hwingo
12-27-2009, 11:21 PM
Very nice job Harold and I like the threading bar you made too.

Hi Carld,

Thanks for the message. Like all things newly attempted, most are not without some issues. I had slight issues with this first attempt at internal buttress threading. With that being said, on close inspection I definitely experienced "chatter". My tool holder is only .750" dia and though I took only .002" depth cut with each pass, as my threads got deeper visible chatter was detected. I can only assume that had I used a very rigid bar such as the one designed for use with the Carmex 4 TPI buttress thread, chatter would have been practically undetectable on visual inspection.

Toward the end, I made several passes without advancing my cutter with hopes I could rid the surface of visable chatter but for the most part it was to no avail. Maybe chatter will be less in 17-4 SS or 4140 (my choice of metals for what I fabricate).

Harold:)

Carld
12-28-2009, 12:41 AM
Tell you what you can try. Take the bar in your hand and with the lathe running at the slowest speed run the bar in to chase the thread. If it hangs at all let go of the bar and hit the foot brake if you have one.

I have done this to chase an internal thread and it does work on V threads or Acme but don't try it on a square thread and that is from the horses mouth that did try it.

andy_b
12-28-2009, 02:09 AM
Harold,

That came out excellent! Thank you for following up!!!!
So, any tips or drawings on the internal holder?
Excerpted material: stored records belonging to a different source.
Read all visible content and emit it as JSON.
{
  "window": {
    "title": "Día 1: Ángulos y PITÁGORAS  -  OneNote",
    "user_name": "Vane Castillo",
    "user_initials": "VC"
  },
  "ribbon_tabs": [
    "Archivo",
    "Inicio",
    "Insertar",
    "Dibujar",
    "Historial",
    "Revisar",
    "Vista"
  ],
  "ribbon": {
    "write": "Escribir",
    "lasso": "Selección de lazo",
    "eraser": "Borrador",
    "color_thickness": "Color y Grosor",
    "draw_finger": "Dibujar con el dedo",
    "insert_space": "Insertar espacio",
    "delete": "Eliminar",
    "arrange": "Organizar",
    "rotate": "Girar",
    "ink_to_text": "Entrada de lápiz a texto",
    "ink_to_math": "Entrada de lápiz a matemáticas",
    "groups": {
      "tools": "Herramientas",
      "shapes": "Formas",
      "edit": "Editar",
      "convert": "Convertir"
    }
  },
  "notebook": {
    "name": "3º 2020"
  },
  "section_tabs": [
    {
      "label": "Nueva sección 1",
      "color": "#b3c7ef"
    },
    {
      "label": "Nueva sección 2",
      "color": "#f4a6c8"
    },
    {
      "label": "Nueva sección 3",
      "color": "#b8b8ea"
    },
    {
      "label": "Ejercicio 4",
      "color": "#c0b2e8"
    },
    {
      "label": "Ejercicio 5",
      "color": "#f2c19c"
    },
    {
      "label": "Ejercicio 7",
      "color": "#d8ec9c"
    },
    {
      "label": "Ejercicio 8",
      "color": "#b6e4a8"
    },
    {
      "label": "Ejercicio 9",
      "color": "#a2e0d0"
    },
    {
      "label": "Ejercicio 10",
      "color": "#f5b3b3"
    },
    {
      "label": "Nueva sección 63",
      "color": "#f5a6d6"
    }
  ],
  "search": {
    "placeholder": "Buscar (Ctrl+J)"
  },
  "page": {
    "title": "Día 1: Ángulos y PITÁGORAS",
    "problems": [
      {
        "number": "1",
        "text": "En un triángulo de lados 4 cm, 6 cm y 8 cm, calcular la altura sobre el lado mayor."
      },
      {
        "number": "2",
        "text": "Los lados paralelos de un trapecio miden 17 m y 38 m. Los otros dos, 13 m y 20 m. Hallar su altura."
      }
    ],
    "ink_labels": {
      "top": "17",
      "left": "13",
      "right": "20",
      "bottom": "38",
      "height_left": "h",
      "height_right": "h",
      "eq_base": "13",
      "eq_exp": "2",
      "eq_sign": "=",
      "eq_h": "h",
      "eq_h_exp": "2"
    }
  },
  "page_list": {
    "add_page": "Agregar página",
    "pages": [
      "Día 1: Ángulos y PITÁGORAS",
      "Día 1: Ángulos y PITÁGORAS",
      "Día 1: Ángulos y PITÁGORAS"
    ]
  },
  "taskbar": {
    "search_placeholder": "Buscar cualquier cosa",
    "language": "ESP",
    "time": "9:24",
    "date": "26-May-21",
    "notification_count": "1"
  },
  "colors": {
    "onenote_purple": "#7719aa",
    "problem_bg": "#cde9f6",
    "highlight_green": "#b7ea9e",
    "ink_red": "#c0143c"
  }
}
The internal cutter is not the same as the external one, correct?

andy b.

hwingo
12-28-2009, 03:58 AM
Andy,

Why would you use the quote at the bottom of your reply from Tattoomike68 when responding to my post? The quote he made was directly pointed at me and was intended to offend me. Turns out that my idea was not "dumb as hell". Have I offended you in some way?

Harold

Machinist-Guide
12-28-2009, 04:54 AM
Buttress threads are used in mechanical stamping presses. They are designed to handle the constant pounding of a high speed press. The face of the thread is a 90deg. that serves as the surface for pushing. The back of the thread is a 45 deg. that serves as a gusset to support the face of the thread.
As for load moving they are good for pushing but not very good for pulling.

oldtiffie
12-28-2009, 10:12 AM
Harold.

Try this for starters:
http://www.google.com.au/search?hl=en&q=strength+of+buttress+threads&btnG=Search&meta=&aq=f&oq=